Penguin determines the quality of your incoming links by analyzing the relevance and authority of the domain from where the links are originating. Hence, if you’re into buying back links or splashing your guest posts all over low quality blogs, you’re committing the second SEO sin of building spammy back-links. All the money you’re investing may actually get you lower rankings!
SEO Bad Idea #3: I Don’t Need Off Page Optimization at this Stage
This error can harm your SEO, especially if you’re a local business in Singapore or elsewhere. Remember it as a cardinal principle of SEO. Your business’s name, address, and phone numbers (NAP) should be identical across the Internet.
You may have changed your physical address and never thought of updating it on a couple of online directories. Your phone numbers may have changed, or you may have just listed your address in different ways on different places. Dissimilar NAP info works against your SEO efforts, as they don’t let search spiders determine your sites correct domain authority.
With the number of online directories, listings, social media pages, and other online channels around, it can be easy to lose track of all the places where you had listed your business. You can use this Local Checkup Tool to find out how your business is listed across the Internet.
SEO Bad Idea #4: Long Tail Keywords are Useless
Quite the opposite is true. Most people don’t bother about long-tail keywords because they are used much less than common keywords. However, it’s much easier to rank for longer and more specific keywords. Moreover, traffic coming via long-tail keywords has better chances of conversion, as their search terms are more specific and relevant to your business.

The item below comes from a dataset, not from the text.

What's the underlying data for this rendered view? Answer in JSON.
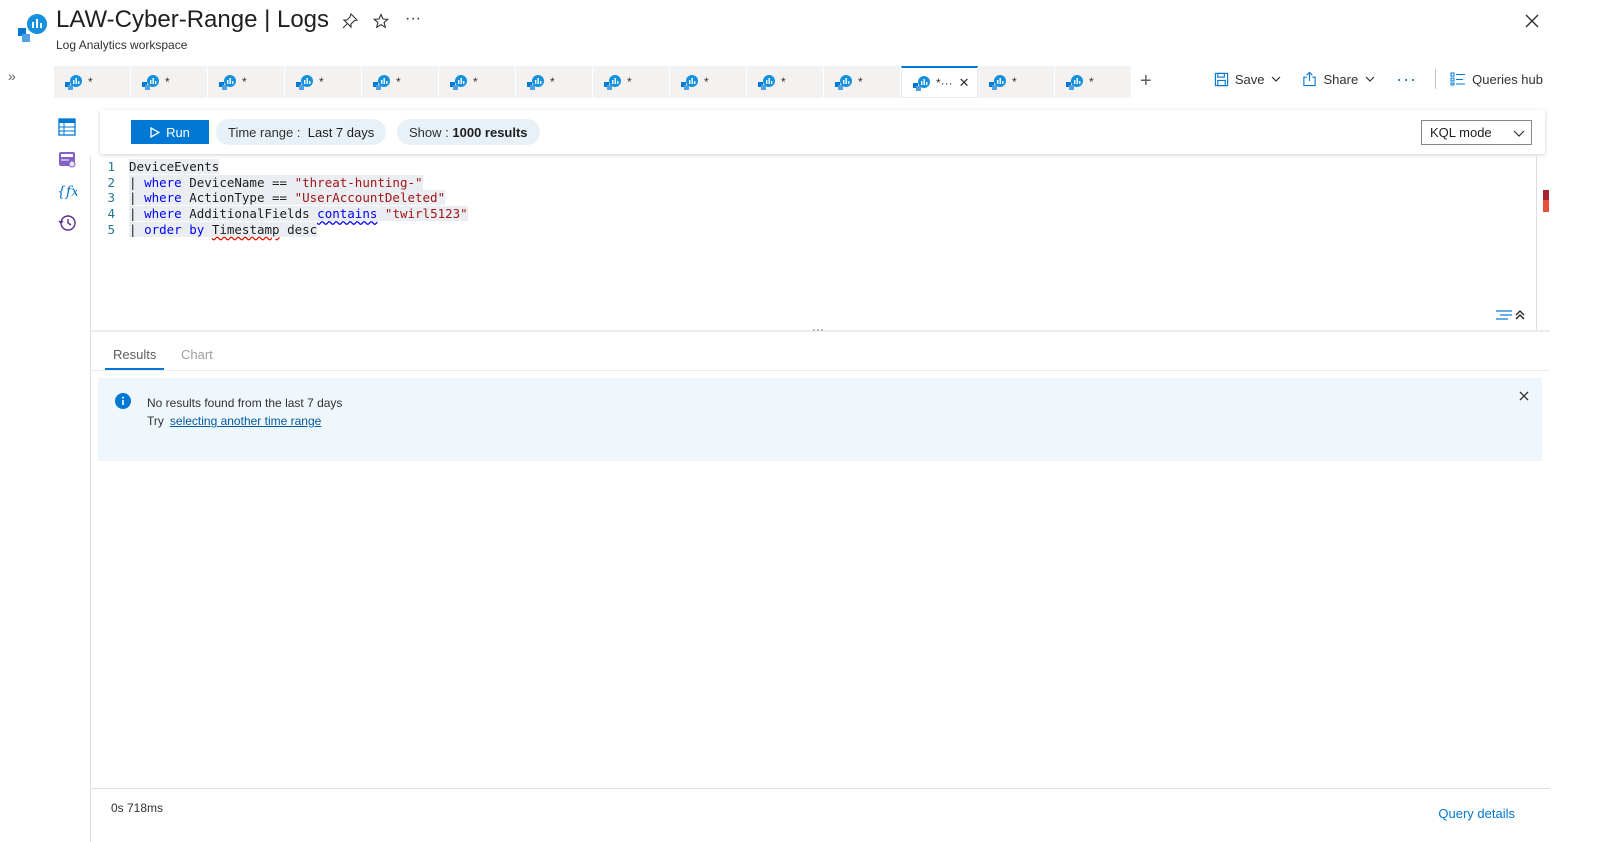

For instance, I start my search with the term “restaurant in Singapore,” a common keyword. After looking at some of the results that appear, I decide to search for “Italian restaurant in city center.” If any of the restaurants has optimized for this long-tail keyword, chances are that it will appear on the top spot (provided they haven’t committed any of the other blunders described in this post).
SEO Bad Idea #5: Social Media Shares as Back-links
The number of social media shares does count toward the way your site is ranked these days. However, the social media shares (particularly on Facebook and Twitter) do not create the kind of back-links that search engines take into account for ranking your website (called do-follow links). Hence, you still need to follow a thoughtful link building strategy in order to take advantage of all the search signals.
This is not to say that social media activity does not impact your SEO ranking. It does. Take a look at the latest ranking factor survey by MOZ. It shows that Facebook shares and Tweets now impact your SEO ranking, though not as much as high quality incoming links.
SEO Bad Idea #6: I Should Rank for Many Different Keywords on Homepage
All too often, people try to direct all their traffic to their homepage. The idea is to provide a single entry to their website from where users (and search spiders) may navigate to all their pages. However, today’s SEO doesn’t work this way. Google started penalizing websites for over-optimization back in 2012. Today, the search spiders ( and the engineers behind them) have grown much smarter. Your site may get flagged for keyword stuffing or over-optimization, and all your SEO efforts may be in vain.
The correct way is to optimize your homepage for your most important keywords, and sprinkle the rest of your keywords equitably across the rest of your pages.
So, can you guess what the agency did wrong in the example at the start of this article? I look forward to your comments and questions.